##### Dataset excerpts

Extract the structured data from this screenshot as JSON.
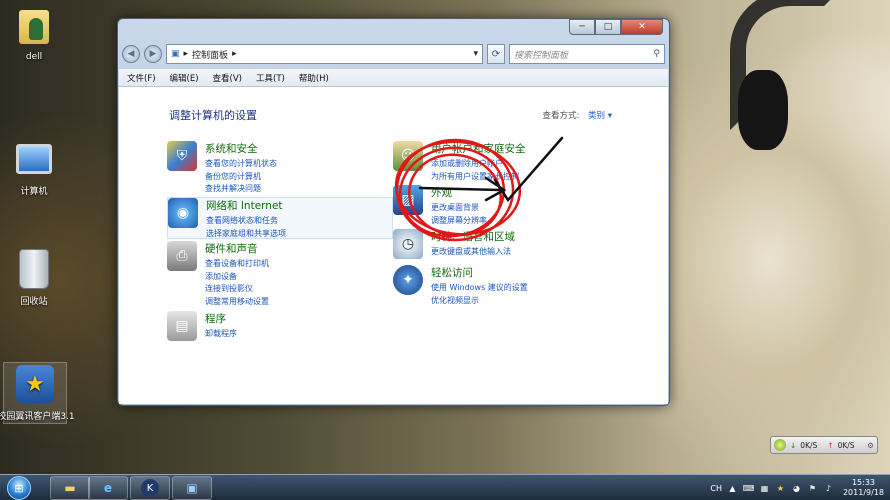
{
  "desktop": {
    "icons": [
      {
        "label": "dell"
      },
      {
        "label": "计算机"
      },
      {
        "label": "回收站"
      },
      {
        "label": "校园翼讯客户端3.1"
      }
    ]
  },
  "window": {
    "breadcrumb": "控制面板",
    "search_placeholder": "搜索控制面板",
    "menu": [
      "文件(F)",
      "编辑(E)",
      "查看(V)",
      "工具(T)",
      "帮助(H)"
    ],
    "title": "调整计算机的设置",
    "view_by_label": "查看方式:",
    "view_by_value": "类别 ▾",
    "categories": [
      {
        "heading": "系统和安全",
        "links": [
          "查看您的计算机状态",
          "备份您的计算机",
          "查找并解决问题"
        ]
      },
      {
        "heading": "网络和 Internet",
        "links": [
          "查看网络状态和任务",
          "选择家庭组和共享选项"
        ]
      },
      {
        "heading": "硬件和声音",
        "links": [
          "查看设备和打印机",
          "添加设备",
          "连接到投影仪",
          "调整常用移动设置"
        ]
      },
      {
        "heading": "程序",
        "links": [
          "卸载程序"
        ]
      },
      {
        "heading": "用户帐户和家庭安全",
        "links": [
          "添加或删除用户帐户",
          "为所有用户设置家长控制"
        ]
      },
      {
        "heading": "外观",
        "links": [
          "更改桌面背景",
          "调整屏幕分辨率"
        ]
      },
      {
        "heading": "时钟、语言和区域",
        "links": [
          "更改键盘或其他输入法"
        ]
      },
      {
        "heading": "轻松访问",
        "links": [
          "使用 Windows 建议的设置",
          "优化视频显示"
        ]
      }
    ]
  },
  "speed_widget": {
    "down": "0K/S",
    "up": "0K/S"
  },
  "taskbar": {
    "lang": "CH",
    "time": "15:33",
    "date": "2011/9/18"
  },
  "colors": {
    "heading_green": "#116a0f",
    "link_blue": "#1a56b8",
    "title_blue": "#1e3287",
    "annotation_red": "#e01818"
  }
}
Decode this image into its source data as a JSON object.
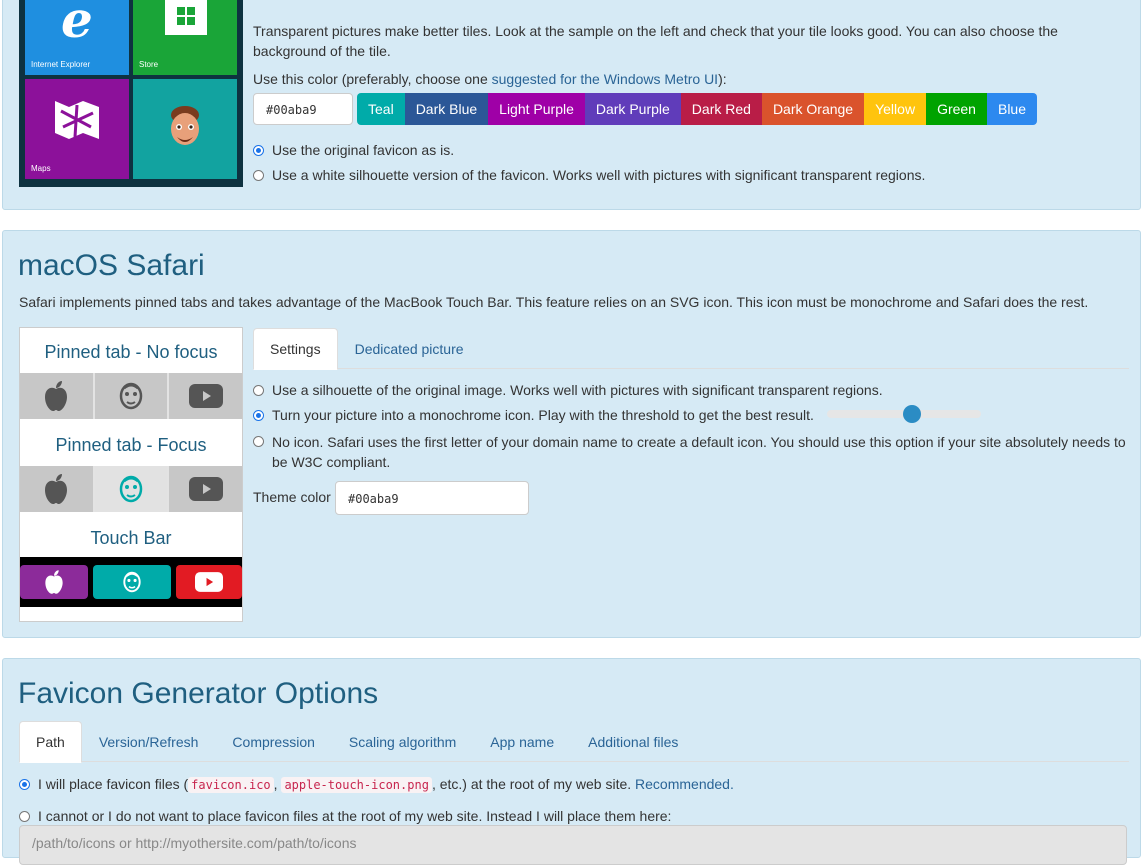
{
  "windows": {
    "tiles": [
      {
        "label": "Internet Explorer",
        "icon": "internet-explorer-icon",
        "color": "#1f8fe0"
      },
      {
        "label": "Store",
        "icon": "store-icon",
        "color": "#1aa538"
      },
      {
        "label": "Maps",
        "icon": "maps-icon",
        "color": "#8c119a"
      },
      {
        "label": "",
        "icon": "memoji-avatar-icon",
        "color": "#00aba9"
      }
    ],
    "description": "Transparent pictures make better tiles. Look at the sample on the left and check that your tile looks good. You can also choose the background of the tile.",
    "color_prompt_prefix": "Use this color (preferably, choose one ",
    "color_prompt_link": "suggested for the Windows Metro UI",
    "color_prompt_suffix": "):",
    "color_value": "#00aba9",
    "swatches": [
      {
        "label": "Teal",
        "color": "#00aba9"
      },
      {
        "label": "Dark Blue",
        "color": "#2b5797"
      },
      {
        "label": "Light Purple",
        "color": "#9f00a7"
      },
      {
        "label": "Dark Purple",
        "color": "#603cba"
      },
      {
        "label": "Dark Red",
        "color": "#b91d47"
      },
      {
        "label": "Dark Orange",
        "color": "#da532c"
      },
      {
        "label": "Yellow",
        "color": "#ffc40d"
      },
      {
        "label": "Green",
        "color": "#00a300"
      },
      {
        "label": "Blue",
        "color": "#2d89ef"
      }
    ],
    "option_original": "Use the original favicon as is.",
    "option_silhouette": "Use a white silhouette version of the favicon. Works well with pictures with significant transparent regions."
  },
  "safari": {
    "title": "macOS Safari",
    "description": "Safari implements pinned tabs and takes advantage of the MacBook Touch Bar. This feature relies on an SVG icon. This icon must be monochrome and Safari does the rest.",
    "preview_no_focus": "Pinned tab - No focus",
    "preview_focus": "Pinned tab - Focus",
    "preview_touch_bar": "Touch Bar",
    "tabs": [
      "Settings",
      "Dedicated picture"
    ],
    "option_silhouette": "Use a silhouette of the original image. Works well with pictures with significant transparent regions.",
    "option_monochrome": "Turn your picture into a monochrome icon. Play with the threshold to get the best result.",
    "option_no_icon": "No icon. Safari uses the first letter of your domain name to create a default icon. You should use this option if your site absolutely needs to be W3C compliant.",
    "threshold": 0.55,
    "theme_color_label": "Theme color",
    "theme_color_value": "#00aba9",
    "accent_color": "#2b8cc4"
  },
  "options": {
    "title": "Favicon Generator Options",
    "tabs": [
      "Path",
      "Version/Refresh",
      "Compression",
      "Scaling algorithm",
      "App name",
      "Additional files"
    ],
    "root_prefix": "I will place favicon files (",
    "root_code1": "favicon.ico",
    "root_sep": ",",
    "root_code2": "apple-touch-icon.png",
    "root_suffix": ", etc.) at the root of my web site.",
    "root_recommended": "Recommended.",
    "other_option": "I cannot or I do not want to place favicon files at the root of my web site. Instead I will place them here:",
    "path_placeholder": "/path/to/icons or http://myothersite.com/path/to/icons"
  }
}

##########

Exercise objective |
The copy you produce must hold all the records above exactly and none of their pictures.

Answer to this task |
Extract the structured data from this screenshot as JSON.
{
  "desktop": {
    "icons": [
      {
        "label": "dell"
      },
      {
        "label": "计算机"
      },
      {
        "label": "回收站"
      },
      {
        "label": "校园翼讯客户端3.1"
      }
    ]
  },
  "window": {
    "breadcrumb": "控制面板",
    "search_placeholder": "搜索控制面板",
    "menu": [
      "文件(F)",
      "编辑(E)",
      "查看(V)",
      "工具(T)",
      "帮助(H)"
    ],
    "title": "调整计算机的设置",
    "view_by_label": "查看方式:",
    "view_by_value": "类别 ▾",
    "categories": [
      {
        "heading": "系统和安全",
        "links": [
          "查看您的计算机状态",
          "备份您的计算机",
          "查找并解决问题"
        ]
      },
      {
        "heading": "网络和 Internet",
        "links": [
          "查看网络状态和任务",
          "选择家庭组和共享选项"
        ]
      },
      {
        "heading": "硬件和声音",
        "links": [
          "查看设备和打印机",
          "添加设备",
          "连接到投影仪",
          "调整常用移动设置"
        ]
      },
      {
        "heading": "程序",
        "links": [
          "卸载程序"
        ]
      },
      {
        "heading": "用户帐户和家庭安全",
        "links": [
          "添加或删除用户帐户",
          "为所有用户设置家长控制"
        ]
      },
      {
        "heading": "外观",
        "links": [
          "更改桌面背景",
          "调整屏幕分辨率"
        ]
      },
      {
        "heading": "时钟、语言和区域",
        "links": [
          "更改键盘或其他输入法"
        ]
      },
      {
        "heading": "轻松访问",
        "links": [
          "使用 Windows 建议的设置",
          "优化视频显示"
        ]
      }
    ]
  },
  "speed_widget": {
    "down": "0K/S",
    "up": "0K/S"
  },
  "taskbar": {
    "lang": "CH",
    "time": "15:33",
    "date": "2011/9/18"
  },
  "colors": {
    "heading_green": "#116a0f",
    "link_blue": "#1a56b8",
    "title_blue": "#1e3287",
    "annotation_red": "#e01818"
  }
}
Decode this image into its source data as a JSON object.
{
  "windows": {
    "tiles": [
      {
        "label": "Internet Explorer",
        "icon": "internet-explorer-icon",
        "color": "#1f8fe0"
      },
      {
        "label": "Store",
        "icon": "store-icon",
        "color": "#1aa538"
      },
      {
        "label": "Maps",
        "icon": "maps-icon",
        "color": "#8c119a"
      },
      {
        "label": "",
        "icon": "memoji-avatar-icon",
        "color": "#00aba9"
      }
    ],
    "description": "Transparent pictures make better tiles. Look at the sample on the left and check that your tile looks good. You can also choose the background of the tile.",
    "color_prompt_prefix": "Use this color (preferably, choose one ",
    "color_prompt_link": "suggested for the Windows Metro UI",
    "color_prompt_suffix": "):",
    "color_value": "#00aba9",
    "swatches": [
      {
        "label": "Teal",
        "color": "#00aba9"
      },
      {
        "label": "Dark Blue",
        "color": "#2b5797"
      },
      {
        "label": "Light Purple",
        "color": "#9f00a7"
      },
      {
        "label": "Dark Purple",
        "color": "#603cba"
      },
      {
        "label": "Dark Red",
        "color": "#b91d47"
      },
      {
        "label": "Dark Orange",
        "color": "#da532c"
      },
      {
        "label": "Yellow",
        "color": "#ffc40d"
      },
      {
        "label": "Green",
        "color": "#00a300"
      },
      {
        "label": "Blue",
        "color": "#2d89ef"
      }
    ],
    "option_original": "Use the original favicon as is.",
    "option_silhouette": "Use a white silhouette version of the favicon. Works well with pictures with significant transparent regions."
  },
  "safari": {
    "title": "macOS Safari",
    "description": "Safari implements pinned tabs and takes advantage of the MacBook Touch Bar. This feature relies on an SVG icon. This icon must be monochrome and Safari does the rest.",
    "preview_no_focus": "Pinned tab - No focus",
    "preview_focus": "Pinned tab - Focus",
    "preview_touch_bar": "Touch Bar",
    "tabs": [
      "Settings",
      "Dedicated picture"
    ],
    "option_silhouette": "Use a silhouette of the original image. Works well with pictures with significant transparent regions.",
    "option_monochrome": "Turn your picture into a monochrome icon. Play with the threshold to get the best result.",
    "option_no_icon": "No icon. Safari uses the first letter of your domain name to create a default icon. You should use this option if your site absolutely needs to be W3C compliant.",
    "threshold": 0.55,
    "theme_color_label": "Theme color",
    "theme_color_value": "#00aba9",
    "accent_color": "#2b8cc4"
  },
  "options": {
    "title": "Favicon Generator Options",
    "tabs": [
      "Path",
      "Version/Refresh",
      "Compression",
      "Scaling algorithm",
      "App name",
      "Additional files"
    ],
    "root_prefix": "I will place favicon files (",
    "root_code1": "favicon.ico",
    "root_sep": ",",
    "root_code2": "apple-touch-icon.png",
    "root_suffix": ", etc.) at the root of my web site.",
    "root_recommended": "Recommended.",
    "other_option": "I cannot or I do not want to place favicon files at the root of my web site. Instead I will place them here:",
    "path_placeholder": "/path/to/icons or http://myothersite.com/path/to/icons"
  }
}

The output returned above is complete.